who are on the team now are guys that I brought to the team at the end of ’04.
It’s good to see.
Right, and Floyd is
doing a good job of getting the team going again this year.
Absolutely, absolutely! He
did a good job last year, too. It was his first year of being a team leader and
he did fantastic. He said he was disappointed a little bit - I know he wanted to
do better in the Tour - but that’s not bad - first year . .
place, that’s not bad at all. And this year it’ll be totally different, without
Lance being there . . .
Yup, it should be
I can’t wait to see the
Tour this year.
It should be a good one - I
wish I was going to be there.
Once your suspension is
over, will it be possible for you to get back on a Pro Tour Team?
That’s the plan, that’s the
plan. My suspension officially started in September ’04, and we don’t have a
100% green light yet - we’re discussing that with the UCI; but David Millar - his
suspension started before the Pro Tour so, obviously, he’s finishing after the
Pro Tour started, and there doesn’t seem to be a problem with him. The Pro Tour

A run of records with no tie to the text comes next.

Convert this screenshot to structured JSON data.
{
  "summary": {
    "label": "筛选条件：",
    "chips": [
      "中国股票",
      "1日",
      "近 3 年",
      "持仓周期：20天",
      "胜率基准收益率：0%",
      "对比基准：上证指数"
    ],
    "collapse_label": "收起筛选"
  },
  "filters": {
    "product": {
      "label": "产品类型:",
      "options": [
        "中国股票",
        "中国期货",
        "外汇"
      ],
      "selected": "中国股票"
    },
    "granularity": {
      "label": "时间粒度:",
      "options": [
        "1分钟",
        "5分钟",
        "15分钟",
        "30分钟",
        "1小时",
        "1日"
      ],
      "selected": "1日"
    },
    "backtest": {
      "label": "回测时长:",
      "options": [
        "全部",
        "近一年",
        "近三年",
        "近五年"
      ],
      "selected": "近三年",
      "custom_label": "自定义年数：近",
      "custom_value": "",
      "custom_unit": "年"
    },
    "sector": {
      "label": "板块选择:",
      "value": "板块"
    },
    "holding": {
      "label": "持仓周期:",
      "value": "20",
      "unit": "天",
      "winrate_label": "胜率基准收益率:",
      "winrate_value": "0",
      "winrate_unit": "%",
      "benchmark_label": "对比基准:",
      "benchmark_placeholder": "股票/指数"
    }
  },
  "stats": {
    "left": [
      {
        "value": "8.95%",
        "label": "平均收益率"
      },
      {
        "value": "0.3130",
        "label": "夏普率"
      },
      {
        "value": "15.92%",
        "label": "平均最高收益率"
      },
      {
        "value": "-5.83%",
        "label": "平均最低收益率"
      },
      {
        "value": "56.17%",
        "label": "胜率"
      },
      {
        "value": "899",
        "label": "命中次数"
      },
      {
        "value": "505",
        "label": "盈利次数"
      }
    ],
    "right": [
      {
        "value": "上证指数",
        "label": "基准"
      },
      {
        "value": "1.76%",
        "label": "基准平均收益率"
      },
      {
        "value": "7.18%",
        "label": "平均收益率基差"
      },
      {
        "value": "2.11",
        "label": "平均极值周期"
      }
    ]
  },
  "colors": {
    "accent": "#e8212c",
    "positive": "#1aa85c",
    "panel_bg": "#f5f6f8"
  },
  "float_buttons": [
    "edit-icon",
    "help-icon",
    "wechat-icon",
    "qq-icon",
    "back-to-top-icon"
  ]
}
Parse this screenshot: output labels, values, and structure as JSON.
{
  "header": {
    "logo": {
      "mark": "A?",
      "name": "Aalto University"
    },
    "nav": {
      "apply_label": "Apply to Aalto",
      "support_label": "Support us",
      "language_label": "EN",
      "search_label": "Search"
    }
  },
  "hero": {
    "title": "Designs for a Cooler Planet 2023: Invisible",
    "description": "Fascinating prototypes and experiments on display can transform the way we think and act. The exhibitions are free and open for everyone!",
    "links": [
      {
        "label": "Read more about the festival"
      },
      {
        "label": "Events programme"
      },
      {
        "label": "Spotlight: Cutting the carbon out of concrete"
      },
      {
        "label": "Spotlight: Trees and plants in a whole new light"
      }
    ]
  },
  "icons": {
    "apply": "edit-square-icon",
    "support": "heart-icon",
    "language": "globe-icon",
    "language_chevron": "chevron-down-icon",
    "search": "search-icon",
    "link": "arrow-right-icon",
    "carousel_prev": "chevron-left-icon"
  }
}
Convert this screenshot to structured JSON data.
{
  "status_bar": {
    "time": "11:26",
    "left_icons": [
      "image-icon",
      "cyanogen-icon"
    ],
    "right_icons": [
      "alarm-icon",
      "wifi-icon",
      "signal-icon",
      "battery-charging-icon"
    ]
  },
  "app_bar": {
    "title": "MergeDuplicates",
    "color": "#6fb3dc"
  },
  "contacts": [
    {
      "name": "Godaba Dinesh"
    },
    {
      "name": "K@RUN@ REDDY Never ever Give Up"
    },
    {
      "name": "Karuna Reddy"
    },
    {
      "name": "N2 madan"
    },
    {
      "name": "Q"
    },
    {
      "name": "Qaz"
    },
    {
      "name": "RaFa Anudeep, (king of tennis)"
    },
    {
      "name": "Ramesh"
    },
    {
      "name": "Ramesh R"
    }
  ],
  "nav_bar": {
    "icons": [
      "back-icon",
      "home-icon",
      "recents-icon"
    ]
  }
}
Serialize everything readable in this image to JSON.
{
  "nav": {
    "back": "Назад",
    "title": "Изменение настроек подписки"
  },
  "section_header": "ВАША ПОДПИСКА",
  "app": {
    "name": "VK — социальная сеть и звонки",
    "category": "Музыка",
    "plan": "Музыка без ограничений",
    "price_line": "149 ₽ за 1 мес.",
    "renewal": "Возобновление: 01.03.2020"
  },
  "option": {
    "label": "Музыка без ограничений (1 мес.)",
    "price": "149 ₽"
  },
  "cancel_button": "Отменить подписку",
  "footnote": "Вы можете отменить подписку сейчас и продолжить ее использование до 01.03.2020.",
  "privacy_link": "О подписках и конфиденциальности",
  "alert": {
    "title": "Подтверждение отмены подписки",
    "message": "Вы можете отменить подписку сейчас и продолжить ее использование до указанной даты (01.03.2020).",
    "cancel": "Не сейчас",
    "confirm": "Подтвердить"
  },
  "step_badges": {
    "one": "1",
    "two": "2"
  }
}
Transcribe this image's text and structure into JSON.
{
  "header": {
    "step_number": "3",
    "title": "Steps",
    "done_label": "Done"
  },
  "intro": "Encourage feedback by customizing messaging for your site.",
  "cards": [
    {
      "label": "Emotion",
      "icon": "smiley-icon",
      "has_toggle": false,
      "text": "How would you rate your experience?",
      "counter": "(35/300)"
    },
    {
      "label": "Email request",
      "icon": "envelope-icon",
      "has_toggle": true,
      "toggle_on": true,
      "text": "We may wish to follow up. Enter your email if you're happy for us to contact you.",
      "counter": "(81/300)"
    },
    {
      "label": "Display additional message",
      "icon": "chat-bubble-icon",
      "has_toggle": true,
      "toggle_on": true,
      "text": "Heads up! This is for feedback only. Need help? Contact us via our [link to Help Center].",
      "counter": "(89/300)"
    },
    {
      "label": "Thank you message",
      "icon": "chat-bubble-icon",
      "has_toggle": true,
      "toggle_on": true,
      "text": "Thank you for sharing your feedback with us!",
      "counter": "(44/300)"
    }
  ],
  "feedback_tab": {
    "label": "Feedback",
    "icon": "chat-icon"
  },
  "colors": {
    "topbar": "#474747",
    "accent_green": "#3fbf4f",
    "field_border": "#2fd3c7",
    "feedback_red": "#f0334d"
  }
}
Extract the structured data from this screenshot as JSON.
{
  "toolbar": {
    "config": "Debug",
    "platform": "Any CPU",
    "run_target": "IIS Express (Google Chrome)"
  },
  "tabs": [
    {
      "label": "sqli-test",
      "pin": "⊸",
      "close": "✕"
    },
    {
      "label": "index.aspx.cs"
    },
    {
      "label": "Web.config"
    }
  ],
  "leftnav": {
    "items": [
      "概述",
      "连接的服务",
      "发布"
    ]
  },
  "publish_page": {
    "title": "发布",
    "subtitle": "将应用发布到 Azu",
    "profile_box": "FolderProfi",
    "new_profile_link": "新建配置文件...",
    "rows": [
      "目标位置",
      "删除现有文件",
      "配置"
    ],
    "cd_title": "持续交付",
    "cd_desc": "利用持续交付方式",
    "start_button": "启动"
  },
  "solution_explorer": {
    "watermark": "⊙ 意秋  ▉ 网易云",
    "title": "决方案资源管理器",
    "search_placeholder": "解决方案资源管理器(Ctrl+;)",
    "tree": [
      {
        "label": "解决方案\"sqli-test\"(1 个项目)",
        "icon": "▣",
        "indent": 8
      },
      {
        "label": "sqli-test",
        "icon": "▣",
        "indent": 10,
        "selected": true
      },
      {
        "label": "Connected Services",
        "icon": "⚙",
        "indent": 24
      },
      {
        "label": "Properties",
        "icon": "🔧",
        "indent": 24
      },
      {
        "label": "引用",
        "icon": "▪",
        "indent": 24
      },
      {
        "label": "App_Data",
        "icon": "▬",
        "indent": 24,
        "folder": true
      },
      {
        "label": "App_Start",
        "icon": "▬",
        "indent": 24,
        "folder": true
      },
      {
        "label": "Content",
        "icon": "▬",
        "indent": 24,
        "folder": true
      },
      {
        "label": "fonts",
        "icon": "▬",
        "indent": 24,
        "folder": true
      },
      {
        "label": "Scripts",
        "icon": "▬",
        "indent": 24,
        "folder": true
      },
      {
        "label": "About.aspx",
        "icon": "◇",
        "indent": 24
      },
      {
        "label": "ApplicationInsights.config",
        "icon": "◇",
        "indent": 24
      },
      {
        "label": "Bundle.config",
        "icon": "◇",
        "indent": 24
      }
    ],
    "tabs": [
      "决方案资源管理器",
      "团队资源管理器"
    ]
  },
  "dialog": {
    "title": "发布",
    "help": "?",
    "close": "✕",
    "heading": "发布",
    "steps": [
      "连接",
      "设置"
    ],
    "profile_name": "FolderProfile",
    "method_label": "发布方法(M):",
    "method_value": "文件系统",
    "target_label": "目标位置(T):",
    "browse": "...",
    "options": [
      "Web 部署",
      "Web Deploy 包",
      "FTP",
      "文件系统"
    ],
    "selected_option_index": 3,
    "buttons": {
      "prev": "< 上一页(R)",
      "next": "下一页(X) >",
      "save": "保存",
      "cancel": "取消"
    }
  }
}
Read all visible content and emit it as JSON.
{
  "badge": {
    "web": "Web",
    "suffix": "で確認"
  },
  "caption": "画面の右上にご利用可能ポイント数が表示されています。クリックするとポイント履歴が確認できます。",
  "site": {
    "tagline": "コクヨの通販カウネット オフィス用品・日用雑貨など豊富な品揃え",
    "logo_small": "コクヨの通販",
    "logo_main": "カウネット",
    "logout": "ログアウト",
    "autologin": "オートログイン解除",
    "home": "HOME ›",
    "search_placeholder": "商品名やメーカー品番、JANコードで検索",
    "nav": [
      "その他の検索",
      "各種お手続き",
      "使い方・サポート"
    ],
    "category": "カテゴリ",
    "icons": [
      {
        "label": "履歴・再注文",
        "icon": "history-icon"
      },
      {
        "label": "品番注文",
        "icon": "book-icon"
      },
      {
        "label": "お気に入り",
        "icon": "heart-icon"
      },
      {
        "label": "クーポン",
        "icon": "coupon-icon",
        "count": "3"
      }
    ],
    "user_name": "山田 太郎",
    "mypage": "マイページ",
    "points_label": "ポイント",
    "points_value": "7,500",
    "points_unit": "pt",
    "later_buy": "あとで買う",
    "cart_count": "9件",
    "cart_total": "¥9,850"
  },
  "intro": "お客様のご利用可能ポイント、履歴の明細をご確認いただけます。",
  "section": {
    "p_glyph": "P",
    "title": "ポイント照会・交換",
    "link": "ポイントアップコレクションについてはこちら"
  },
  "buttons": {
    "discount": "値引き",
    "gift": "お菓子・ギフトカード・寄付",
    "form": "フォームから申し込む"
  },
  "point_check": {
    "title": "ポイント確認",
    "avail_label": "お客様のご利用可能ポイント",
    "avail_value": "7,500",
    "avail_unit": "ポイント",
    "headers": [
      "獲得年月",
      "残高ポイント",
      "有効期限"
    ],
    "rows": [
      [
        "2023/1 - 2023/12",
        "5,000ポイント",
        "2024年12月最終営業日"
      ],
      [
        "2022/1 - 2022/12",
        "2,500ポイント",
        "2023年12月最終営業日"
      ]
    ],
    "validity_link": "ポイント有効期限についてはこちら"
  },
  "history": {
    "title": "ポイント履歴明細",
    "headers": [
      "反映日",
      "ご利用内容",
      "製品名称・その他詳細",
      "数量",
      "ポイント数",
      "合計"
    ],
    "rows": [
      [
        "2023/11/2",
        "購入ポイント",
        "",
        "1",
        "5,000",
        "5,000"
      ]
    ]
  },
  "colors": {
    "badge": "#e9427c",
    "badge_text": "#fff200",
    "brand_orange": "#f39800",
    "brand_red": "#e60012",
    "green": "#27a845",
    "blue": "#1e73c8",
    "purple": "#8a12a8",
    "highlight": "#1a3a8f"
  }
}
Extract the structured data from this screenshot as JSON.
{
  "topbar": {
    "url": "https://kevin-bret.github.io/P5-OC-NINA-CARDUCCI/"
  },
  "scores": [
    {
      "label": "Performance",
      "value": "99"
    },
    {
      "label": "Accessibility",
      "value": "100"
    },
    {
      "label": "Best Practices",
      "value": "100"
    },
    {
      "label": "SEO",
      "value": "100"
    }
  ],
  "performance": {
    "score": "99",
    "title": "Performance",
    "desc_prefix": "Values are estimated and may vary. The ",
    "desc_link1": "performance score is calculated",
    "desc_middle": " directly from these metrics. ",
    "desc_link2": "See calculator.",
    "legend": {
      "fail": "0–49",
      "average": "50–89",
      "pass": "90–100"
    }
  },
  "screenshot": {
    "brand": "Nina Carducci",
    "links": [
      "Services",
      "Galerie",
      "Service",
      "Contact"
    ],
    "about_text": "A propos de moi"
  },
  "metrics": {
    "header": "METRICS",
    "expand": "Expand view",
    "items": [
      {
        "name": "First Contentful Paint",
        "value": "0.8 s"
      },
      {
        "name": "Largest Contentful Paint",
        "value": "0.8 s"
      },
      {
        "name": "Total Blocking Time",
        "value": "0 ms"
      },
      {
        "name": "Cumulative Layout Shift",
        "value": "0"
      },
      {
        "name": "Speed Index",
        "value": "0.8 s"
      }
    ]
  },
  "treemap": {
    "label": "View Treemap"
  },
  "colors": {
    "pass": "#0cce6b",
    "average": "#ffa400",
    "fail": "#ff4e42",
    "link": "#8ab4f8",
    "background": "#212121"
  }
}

rules should start on January 1st of ’05. That’s what we’ve been
told, and since my suspension started before that, that’s the plan. They can’t
do it one way in one case and then do it another way. If they can do it with
David [and not me] then I don’t understand.
Yeah, I was surprised
when I saw that he signed for Saunier Duval, that he could sign that early.
Yeah, I was surprised that
it was before his suspension ended, but I think that’s great. You know, he made
a mistake, he admitted to it - move forward. It’s nice to see them back him up
like that. I mean, he’s a big name in the sport of cycling - he’s done a lot in
his career; in my opinion, he made a mistake, but he did the right thing, and
people make mistakes. Move forward, and somebody is giving him a second
chance. I guarantee you he’ll be back strong.
Yeah, I agree. Now back
to the teams you’ve ridden for and your evolution as a rider - like you said, you
took baby steps every year. After a while, you could see that with your teams,
too - you could see that you were moving up in the team structure. First you were
a lieutenant at Postal, then a co-leader at CSC, and then once you went to
Phonak, you were the man.
So was that the
intentional plan, or did it happen more on its own?
Part 2 of this interview will be continued on Wednesday.
Charlie Melk Interviews:
Andy Hampsten -
Andy Hampsten -
Back to the Big
Back to the Big
Leagues - Part Two
The Gamble Pays
Off--Catching Up with Chris Horner
and Looking Ahead--a Conversation with Creed
Erik Saunders Interview:
Erik Saunders Interview:
Erik Saunders Interview:
Life: An Interview with John Lieswyn